The two strong central performances from Patsy Ferran and Luke Thallon ensure that the audience is thoroughly invested in the journey that their characters take.

(c)Manuel Harlan

While the idea of two teenagers embarking on their first relationship while staying at Camp Siegfried, a place for those Americans with a German descent to learn more about Nazi ideology might seem a little far fetched – it is actually based in reality and is hauntingly brought to life in this wonderfully intimate production.

Written by Bess Wohl, Camp Siegfried is an intriguing look at how fascism seeped everywhere as Hitler’s rise to power was coming about and how easy it was for anyone to be caught up in his ideology. What makes Wohl’s play so fascinating to witness is the journey that both characters that this play focuses on go on – in particular ‘Her’ who starts off awkward and naive with low esteem to then transforming to someone of some importance, while ‘Him’ who seems to be so impassioned and proud of his German heritage is also scared of what the future holds – the worry of becoming a killer being at the forefront of his mind. Both are drawn to the ideology they are being taught for different reasons : one to prove they are strong and not weak, the other in an attempt to make herself visible.

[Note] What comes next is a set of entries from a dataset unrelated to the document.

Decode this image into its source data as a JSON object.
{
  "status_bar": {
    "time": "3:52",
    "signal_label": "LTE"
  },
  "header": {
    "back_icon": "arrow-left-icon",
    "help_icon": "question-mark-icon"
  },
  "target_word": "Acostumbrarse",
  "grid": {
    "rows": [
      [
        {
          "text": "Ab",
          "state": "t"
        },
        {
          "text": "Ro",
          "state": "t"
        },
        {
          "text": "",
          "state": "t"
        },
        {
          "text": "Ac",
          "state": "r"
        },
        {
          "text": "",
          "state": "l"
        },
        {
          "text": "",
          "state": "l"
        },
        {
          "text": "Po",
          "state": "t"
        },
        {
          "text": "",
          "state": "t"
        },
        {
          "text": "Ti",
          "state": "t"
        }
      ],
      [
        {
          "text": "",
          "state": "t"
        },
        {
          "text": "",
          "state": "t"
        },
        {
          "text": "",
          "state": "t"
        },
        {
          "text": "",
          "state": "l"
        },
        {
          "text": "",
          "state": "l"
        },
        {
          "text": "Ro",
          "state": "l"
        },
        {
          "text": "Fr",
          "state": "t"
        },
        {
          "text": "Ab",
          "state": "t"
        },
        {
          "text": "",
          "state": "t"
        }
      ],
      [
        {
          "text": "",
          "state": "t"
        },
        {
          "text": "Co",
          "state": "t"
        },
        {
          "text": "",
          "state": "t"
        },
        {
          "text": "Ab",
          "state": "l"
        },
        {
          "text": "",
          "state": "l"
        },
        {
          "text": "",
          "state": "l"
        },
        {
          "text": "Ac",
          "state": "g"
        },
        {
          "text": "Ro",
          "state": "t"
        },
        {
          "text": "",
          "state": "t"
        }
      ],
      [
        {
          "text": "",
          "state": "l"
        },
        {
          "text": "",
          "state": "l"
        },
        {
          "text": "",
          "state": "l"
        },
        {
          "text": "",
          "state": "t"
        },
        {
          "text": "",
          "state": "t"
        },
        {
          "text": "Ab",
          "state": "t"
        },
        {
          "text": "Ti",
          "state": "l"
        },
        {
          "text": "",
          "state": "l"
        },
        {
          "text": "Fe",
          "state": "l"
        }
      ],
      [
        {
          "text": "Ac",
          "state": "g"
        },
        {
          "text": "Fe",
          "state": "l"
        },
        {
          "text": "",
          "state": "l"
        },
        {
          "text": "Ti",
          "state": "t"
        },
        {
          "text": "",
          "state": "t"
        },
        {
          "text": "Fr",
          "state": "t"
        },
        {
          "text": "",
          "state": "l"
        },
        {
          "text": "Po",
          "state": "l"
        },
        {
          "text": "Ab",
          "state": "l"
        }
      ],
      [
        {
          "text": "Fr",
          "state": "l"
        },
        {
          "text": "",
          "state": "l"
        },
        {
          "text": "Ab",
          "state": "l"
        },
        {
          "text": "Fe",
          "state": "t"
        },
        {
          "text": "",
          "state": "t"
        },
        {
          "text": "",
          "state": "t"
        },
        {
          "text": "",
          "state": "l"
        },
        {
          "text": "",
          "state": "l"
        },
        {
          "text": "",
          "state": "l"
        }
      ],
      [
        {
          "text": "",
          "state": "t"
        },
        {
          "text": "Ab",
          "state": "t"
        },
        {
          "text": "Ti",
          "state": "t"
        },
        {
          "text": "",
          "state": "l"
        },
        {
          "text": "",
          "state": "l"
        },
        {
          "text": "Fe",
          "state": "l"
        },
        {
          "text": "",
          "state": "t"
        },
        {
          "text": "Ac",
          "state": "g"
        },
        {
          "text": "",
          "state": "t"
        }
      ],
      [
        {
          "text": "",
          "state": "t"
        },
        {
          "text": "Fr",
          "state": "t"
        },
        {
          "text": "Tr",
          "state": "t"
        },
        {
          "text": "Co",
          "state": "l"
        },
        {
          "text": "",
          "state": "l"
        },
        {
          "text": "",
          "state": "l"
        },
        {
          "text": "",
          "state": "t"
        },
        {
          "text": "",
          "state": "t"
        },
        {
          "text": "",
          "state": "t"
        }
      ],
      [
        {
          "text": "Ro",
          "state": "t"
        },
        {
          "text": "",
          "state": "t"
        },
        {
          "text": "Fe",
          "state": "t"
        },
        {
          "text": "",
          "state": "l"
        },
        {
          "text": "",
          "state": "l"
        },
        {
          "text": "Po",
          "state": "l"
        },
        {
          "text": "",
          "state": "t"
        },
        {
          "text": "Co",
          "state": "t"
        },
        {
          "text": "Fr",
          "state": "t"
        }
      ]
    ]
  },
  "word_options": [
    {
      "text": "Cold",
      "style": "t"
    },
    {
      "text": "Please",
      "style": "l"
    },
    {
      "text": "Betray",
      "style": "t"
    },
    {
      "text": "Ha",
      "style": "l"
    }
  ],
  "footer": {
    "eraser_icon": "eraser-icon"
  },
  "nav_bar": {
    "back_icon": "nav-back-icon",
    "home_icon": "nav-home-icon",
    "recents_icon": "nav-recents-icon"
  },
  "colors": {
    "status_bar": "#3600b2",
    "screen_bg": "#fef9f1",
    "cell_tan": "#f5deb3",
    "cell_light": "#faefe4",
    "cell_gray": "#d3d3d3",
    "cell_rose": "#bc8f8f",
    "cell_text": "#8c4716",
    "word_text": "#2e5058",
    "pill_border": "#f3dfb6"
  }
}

The whole script is so tightly written and by focusing on these two characters rather than having many, the story certainly takes on an extra poignancy and resonance. This is particularly seen with regards to the idea that they are both being used to create the new generation of Germans by being encouraged to ‘socialise’. It is also a script that is filled with warmth and humour but beautifully manages to balance it out with moments that chill – in particular the way in which he casually talks about nearly murdering a boy simply because he was a problem to solve, while when she is chosen to be class speaker and her speech is filled with hate and disdain are just two examples.

Directed by Katy Rudd, the production is intimate, pacy and compelling to watch thanks to its simplicity and focus. Rob Casey’s lighting design is by turns soft and sharp, capturing the play’s ability to switch tone and mood perfectly, while the video put together by Tal Rosner adds extra context of what it was like to be at one of those camps. Rosanna Vize’s set design meanwhile is very naturalistic and haunting, making the audience truly believe that they are at various locations at the camp with great simplicity.

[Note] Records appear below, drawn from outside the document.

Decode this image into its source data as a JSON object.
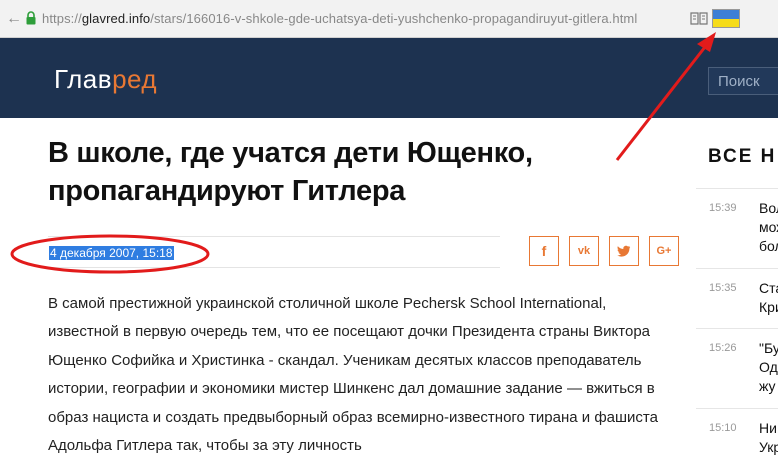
{
  "browser": {
    "url_host": "glavred.info",
    "url_prefix": "https://",
    "url_path": "/stars/166016-v-shkole-gde-uchatsya-deti-yushchenko-propagandiruyut-gitlera.html"
  },
  "site": {
    "logo_main": "Глав",
    "logo_accent": "ред",
    "search_placeholder": "Поиск",
    "colors": {
      "header_bg": "#1d3250",
      "accent": "#e87834"
    }
  },
  "article": {
    "title": "В школе, где учатся дети Ющенко, пропагандируют Гитлера",
    "date": "4 декабря 2007, 15:18",
    "share": {
      "facebook": "f",
      "vk": "vk",
      "twitter": "tw",
      "googleplus": "G+"
    },
    "body": "В самой престижной украинской столичной школе Pechersk School International, известной в первую очередь тем, что ее посещают дочки Президента страны Виктора Ющенко Софийка и Христинка - скандал. Ученикам десятых классов преподаватель истории, географии и экономики мистер Шинкенс дал домашние задание — вжиться в образ нациста и создать предвыборный образ всемирно-известного тирана и фашиста Адольфа Гитлера так, чтобы за эту личность"
  },
  "sidebar": {
    "title": "ВСЕ Н",
    "items": [
      {
        "time": "15:39",
        "line1": "Вол",
        "line2": "мож",
        "line3": "бол"
      },
      {
        "time": "15:35",
        "line1": "Ста",
        "line2": "Кри",
        "line3": ""
      },
      {
        "time": "15:26",
        "line1": "\"Бу",
        "line2": "Од",
        "line3": "жу"
      },
      {
        "time": "15:10",
        "line1": "Ни",
        "line2": "Укр",
        "line3": ""
      }
    ]
  },
  "annotation": {
    "color": "#e21b1b"
  }
}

But it is the performances of Patsy Ferran and Luke Thallon that really makes this production shine. Both have created characters that are insecure but also complex that makes the audience long to get to know them more and what the future holds for them both after the play is over. Each performance is filled with depth and understanding that keeps the audience compelled to watch until the very end.

This is a well-thought out play based on a little known piece of history that really makes a strong impression on the audience. Well worth a visit to the Old Vic.

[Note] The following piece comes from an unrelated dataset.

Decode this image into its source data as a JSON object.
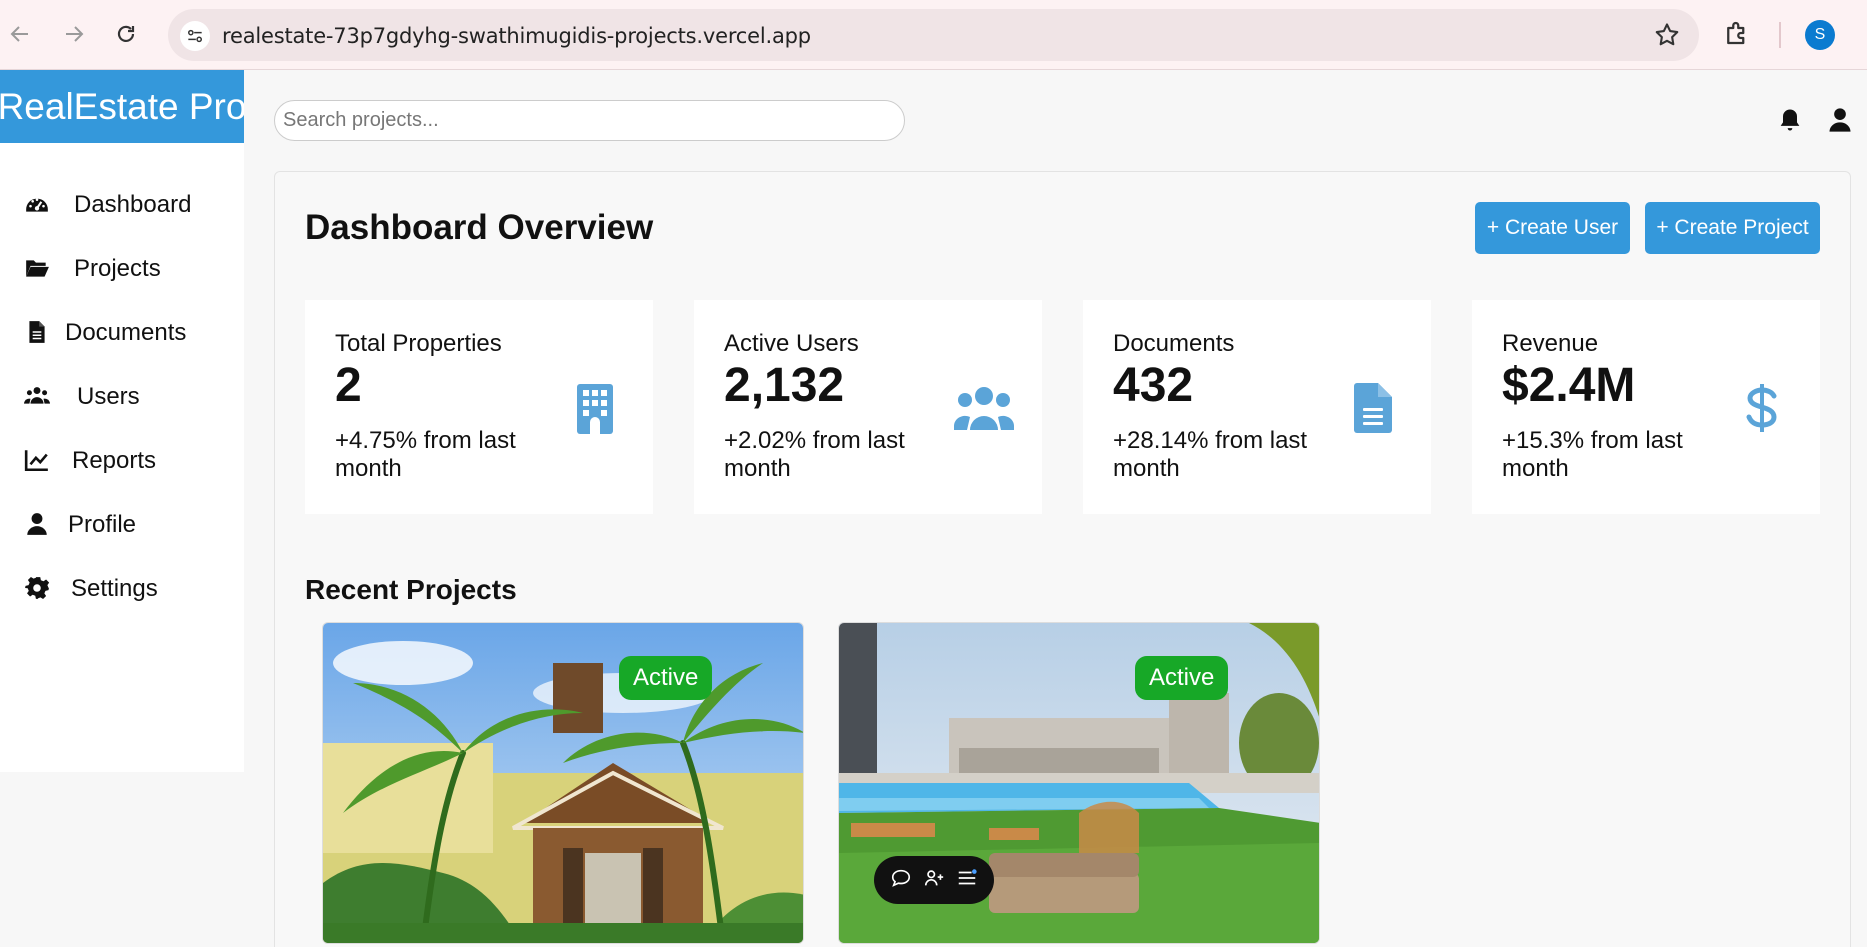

By Emma Clarendon

Camp Siegfried continues to play at the Old Vic Theatre until the 30th October.

Rating: ⭐⭐⭐⭐⭐